Search the entries for lines that contain the word "KyleJGlen", and report each one found.

* [Data in this exercise]:
◆ ◆ ◆

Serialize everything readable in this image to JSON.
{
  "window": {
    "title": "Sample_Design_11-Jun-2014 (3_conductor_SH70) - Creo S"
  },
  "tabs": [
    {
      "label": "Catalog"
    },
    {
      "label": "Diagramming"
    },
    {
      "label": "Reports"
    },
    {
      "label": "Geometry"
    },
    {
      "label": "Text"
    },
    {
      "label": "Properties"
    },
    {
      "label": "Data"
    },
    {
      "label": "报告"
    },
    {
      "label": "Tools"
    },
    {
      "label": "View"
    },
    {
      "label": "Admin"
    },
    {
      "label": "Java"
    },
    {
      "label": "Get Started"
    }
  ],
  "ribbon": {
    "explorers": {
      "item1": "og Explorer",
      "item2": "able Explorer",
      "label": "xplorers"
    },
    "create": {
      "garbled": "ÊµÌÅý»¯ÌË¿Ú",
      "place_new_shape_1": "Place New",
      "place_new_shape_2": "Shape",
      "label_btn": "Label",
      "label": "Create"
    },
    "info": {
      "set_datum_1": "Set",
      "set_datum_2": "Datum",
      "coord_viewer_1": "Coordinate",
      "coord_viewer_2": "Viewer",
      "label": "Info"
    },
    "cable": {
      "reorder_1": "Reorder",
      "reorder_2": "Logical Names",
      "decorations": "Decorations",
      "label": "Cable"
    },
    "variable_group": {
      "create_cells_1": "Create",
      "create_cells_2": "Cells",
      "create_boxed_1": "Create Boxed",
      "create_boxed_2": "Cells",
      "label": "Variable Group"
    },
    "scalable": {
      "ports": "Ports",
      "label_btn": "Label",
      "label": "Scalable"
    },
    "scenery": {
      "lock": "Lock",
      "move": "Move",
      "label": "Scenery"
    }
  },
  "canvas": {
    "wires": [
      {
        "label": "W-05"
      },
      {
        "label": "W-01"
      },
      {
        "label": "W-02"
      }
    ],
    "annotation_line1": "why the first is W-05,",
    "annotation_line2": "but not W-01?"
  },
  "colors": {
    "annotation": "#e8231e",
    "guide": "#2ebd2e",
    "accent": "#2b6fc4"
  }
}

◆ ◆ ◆

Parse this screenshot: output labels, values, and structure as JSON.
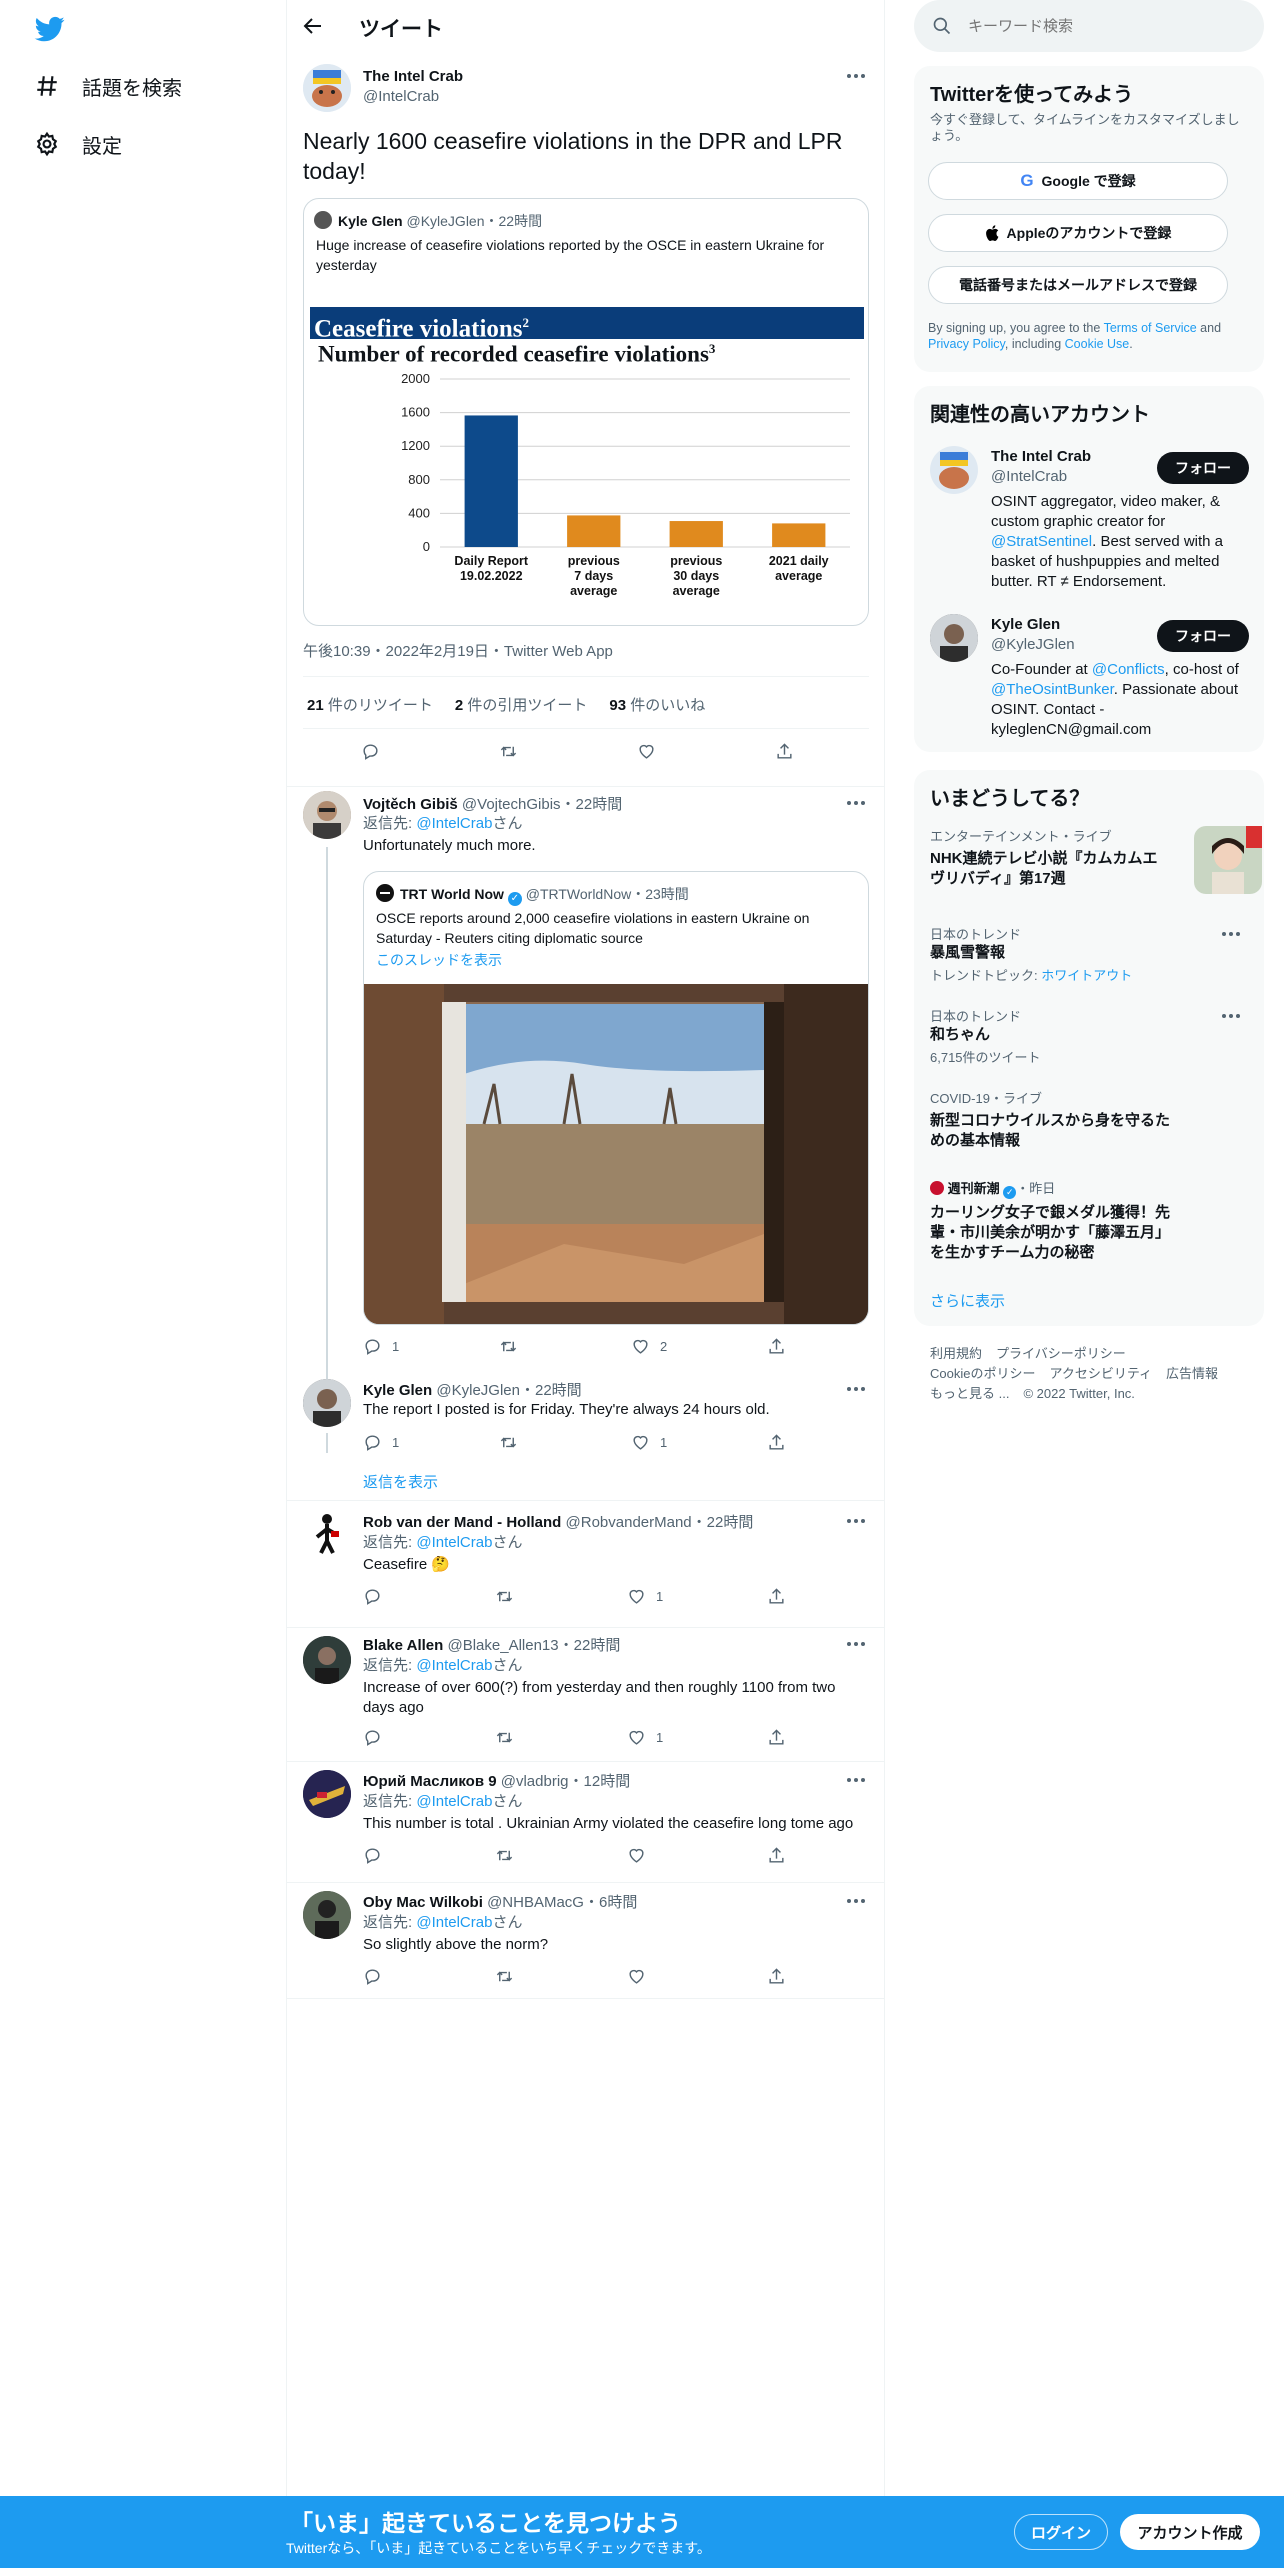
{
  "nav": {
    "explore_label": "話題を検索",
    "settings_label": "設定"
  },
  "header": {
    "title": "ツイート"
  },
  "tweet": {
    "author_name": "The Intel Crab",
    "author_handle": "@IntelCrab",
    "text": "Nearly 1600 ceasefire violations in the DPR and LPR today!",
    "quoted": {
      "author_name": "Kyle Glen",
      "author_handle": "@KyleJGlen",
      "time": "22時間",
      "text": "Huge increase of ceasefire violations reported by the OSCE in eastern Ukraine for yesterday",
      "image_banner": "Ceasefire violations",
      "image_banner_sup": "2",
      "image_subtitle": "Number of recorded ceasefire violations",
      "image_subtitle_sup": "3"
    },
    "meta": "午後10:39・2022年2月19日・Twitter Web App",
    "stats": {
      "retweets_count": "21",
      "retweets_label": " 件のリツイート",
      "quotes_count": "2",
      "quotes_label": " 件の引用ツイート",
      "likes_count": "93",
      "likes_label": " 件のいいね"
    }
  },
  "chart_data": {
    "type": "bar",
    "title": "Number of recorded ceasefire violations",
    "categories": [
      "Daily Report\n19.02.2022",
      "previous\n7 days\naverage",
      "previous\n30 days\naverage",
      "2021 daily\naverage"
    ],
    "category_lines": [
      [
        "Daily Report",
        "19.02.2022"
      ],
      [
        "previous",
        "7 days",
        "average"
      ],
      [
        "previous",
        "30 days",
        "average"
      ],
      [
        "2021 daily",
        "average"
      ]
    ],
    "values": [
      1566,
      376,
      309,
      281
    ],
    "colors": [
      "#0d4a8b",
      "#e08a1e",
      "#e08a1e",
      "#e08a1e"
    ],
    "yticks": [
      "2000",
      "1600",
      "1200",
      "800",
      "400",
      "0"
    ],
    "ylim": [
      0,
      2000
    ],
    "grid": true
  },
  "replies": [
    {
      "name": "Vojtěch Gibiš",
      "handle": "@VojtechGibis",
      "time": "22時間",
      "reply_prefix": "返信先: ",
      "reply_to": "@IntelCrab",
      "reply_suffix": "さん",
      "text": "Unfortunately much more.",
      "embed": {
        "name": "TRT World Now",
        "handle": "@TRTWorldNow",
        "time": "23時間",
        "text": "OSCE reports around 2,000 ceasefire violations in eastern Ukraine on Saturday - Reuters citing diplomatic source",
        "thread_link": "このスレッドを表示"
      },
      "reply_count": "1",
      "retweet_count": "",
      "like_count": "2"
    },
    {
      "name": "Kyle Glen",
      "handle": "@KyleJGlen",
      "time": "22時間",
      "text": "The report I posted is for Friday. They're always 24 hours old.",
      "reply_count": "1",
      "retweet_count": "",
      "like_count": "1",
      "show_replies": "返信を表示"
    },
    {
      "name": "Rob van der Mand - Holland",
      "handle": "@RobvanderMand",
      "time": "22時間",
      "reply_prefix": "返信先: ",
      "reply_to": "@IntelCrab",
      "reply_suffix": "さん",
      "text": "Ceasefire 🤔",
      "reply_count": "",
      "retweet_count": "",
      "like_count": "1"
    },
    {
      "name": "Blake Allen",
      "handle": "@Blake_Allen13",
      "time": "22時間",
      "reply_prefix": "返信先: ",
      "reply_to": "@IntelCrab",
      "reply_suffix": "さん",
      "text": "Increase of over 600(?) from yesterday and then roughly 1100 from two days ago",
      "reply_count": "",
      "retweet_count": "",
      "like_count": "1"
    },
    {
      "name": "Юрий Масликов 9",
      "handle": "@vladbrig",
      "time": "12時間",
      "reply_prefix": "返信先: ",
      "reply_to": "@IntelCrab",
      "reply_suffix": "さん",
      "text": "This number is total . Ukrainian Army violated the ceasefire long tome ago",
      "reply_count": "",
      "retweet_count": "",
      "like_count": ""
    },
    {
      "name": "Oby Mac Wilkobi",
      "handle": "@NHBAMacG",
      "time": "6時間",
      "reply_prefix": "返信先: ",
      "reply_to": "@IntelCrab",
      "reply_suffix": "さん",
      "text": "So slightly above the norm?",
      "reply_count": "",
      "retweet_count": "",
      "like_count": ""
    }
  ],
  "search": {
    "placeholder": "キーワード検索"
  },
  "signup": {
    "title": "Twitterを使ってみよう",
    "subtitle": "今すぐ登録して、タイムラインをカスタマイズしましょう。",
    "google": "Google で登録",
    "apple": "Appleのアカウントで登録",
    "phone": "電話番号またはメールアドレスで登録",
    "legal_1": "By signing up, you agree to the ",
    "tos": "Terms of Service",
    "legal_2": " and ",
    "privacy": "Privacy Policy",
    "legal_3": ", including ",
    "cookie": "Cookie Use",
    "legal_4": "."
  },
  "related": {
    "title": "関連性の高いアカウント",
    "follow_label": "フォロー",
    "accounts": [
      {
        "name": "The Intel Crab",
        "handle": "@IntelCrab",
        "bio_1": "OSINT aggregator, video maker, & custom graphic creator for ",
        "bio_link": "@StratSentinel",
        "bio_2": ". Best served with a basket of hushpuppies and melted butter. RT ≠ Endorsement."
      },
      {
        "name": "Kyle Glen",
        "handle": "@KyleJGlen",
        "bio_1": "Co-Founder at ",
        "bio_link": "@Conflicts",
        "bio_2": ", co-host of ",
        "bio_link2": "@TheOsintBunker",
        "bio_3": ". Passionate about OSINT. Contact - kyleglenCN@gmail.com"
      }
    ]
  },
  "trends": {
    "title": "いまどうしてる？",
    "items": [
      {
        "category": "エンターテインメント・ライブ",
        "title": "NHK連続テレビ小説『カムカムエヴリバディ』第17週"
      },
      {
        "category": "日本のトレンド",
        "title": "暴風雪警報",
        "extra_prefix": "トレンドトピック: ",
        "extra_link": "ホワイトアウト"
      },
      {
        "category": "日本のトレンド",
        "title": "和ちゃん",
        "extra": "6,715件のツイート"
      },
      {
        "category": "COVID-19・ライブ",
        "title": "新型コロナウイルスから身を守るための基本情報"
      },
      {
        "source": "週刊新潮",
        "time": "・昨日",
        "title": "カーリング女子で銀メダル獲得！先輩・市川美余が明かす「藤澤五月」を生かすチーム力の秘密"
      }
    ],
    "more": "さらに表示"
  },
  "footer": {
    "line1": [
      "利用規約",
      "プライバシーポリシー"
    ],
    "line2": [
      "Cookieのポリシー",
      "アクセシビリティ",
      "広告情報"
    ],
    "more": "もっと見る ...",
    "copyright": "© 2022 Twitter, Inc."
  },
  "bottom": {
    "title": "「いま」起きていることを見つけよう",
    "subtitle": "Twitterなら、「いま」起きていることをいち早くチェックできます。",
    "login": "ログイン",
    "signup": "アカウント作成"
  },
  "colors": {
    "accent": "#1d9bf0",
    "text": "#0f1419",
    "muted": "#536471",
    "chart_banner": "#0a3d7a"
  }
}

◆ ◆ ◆

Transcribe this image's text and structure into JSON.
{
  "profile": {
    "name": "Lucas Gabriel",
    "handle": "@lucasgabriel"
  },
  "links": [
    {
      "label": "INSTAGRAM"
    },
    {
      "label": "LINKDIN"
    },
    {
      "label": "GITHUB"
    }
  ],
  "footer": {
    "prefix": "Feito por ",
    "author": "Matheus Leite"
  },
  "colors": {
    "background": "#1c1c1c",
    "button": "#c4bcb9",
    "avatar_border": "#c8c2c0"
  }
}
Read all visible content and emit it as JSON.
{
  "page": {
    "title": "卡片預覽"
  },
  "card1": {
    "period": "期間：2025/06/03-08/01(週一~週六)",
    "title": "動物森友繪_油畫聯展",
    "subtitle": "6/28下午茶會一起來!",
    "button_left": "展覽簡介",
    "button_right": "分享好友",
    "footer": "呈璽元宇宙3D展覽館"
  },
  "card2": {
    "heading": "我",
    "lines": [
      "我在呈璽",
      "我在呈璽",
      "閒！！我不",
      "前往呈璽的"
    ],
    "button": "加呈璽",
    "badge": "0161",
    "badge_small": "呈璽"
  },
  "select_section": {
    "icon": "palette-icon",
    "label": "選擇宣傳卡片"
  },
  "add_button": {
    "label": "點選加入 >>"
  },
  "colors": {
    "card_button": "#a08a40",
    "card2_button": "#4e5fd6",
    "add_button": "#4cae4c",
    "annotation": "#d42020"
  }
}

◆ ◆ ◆

* [Answer box]:
      "author_handle": "@KyleJGlen",
      "handle": "@KyleJGlen",
        "handle": "@KyleJGlen",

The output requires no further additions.